§ **What the task requires**:
Give the count of lines in the data that include the string "value", with no added remarks.

§ **Working data**:
*** Block opens ***

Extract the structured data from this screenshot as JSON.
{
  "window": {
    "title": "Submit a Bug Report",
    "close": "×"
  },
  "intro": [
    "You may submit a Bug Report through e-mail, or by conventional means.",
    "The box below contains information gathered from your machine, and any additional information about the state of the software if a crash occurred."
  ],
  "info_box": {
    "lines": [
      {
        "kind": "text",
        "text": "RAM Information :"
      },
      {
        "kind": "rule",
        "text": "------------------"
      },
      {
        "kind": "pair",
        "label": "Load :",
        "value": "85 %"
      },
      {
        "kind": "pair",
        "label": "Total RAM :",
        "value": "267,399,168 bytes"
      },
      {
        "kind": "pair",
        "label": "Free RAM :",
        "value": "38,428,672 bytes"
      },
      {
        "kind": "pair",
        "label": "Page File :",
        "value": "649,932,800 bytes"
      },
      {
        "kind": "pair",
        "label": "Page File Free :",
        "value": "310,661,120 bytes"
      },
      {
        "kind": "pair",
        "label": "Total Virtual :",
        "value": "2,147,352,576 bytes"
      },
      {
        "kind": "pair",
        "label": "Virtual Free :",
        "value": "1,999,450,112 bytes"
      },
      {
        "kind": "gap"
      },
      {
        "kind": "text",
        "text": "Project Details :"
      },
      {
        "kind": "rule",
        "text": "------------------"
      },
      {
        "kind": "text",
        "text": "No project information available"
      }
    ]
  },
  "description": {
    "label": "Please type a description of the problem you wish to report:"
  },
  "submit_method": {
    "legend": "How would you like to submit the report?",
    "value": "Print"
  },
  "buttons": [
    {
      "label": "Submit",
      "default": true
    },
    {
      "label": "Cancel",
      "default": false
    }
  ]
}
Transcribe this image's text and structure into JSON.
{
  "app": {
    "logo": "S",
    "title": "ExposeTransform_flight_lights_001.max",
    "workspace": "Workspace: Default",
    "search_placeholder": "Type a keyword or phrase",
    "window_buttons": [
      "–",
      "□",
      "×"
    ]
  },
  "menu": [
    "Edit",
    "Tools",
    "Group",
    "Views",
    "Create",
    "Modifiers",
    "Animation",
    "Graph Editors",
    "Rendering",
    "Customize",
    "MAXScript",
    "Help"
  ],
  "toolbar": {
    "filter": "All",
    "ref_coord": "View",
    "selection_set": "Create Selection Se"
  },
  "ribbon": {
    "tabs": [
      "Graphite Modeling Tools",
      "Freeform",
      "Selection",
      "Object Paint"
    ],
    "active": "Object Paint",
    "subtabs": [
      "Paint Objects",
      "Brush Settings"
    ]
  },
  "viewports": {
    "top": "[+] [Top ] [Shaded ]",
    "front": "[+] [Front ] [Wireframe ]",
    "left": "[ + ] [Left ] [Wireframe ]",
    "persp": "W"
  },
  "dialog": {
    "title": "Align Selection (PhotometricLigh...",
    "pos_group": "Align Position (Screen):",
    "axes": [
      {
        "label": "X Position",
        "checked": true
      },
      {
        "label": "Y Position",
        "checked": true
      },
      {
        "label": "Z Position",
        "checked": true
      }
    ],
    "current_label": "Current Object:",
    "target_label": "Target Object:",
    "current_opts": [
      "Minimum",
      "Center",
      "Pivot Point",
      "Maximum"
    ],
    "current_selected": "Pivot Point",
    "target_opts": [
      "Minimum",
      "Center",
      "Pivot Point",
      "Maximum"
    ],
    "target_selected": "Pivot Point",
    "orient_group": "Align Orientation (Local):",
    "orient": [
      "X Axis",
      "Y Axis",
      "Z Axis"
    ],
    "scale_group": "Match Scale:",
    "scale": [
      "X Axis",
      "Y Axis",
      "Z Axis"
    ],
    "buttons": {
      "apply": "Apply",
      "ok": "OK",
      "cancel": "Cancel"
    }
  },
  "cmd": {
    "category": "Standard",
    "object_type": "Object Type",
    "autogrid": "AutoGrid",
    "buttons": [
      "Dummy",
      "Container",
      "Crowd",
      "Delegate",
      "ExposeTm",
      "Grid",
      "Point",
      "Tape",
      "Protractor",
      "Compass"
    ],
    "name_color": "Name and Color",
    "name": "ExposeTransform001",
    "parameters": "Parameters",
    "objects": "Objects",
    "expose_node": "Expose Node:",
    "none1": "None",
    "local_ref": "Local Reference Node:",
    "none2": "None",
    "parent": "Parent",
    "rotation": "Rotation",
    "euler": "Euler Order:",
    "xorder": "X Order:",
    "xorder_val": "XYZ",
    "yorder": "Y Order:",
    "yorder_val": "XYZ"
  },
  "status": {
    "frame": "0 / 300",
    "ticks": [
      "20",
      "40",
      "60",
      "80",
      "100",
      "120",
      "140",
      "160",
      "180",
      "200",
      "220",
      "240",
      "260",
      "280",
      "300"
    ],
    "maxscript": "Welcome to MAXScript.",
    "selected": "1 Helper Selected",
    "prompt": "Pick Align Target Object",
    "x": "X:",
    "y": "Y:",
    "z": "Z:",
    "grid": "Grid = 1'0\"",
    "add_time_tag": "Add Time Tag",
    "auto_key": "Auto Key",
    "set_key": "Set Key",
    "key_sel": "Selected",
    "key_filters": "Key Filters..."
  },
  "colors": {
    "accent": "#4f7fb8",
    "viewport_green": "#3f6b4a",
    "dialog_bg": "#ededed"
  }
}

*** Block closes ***

§ **Your solution**:
8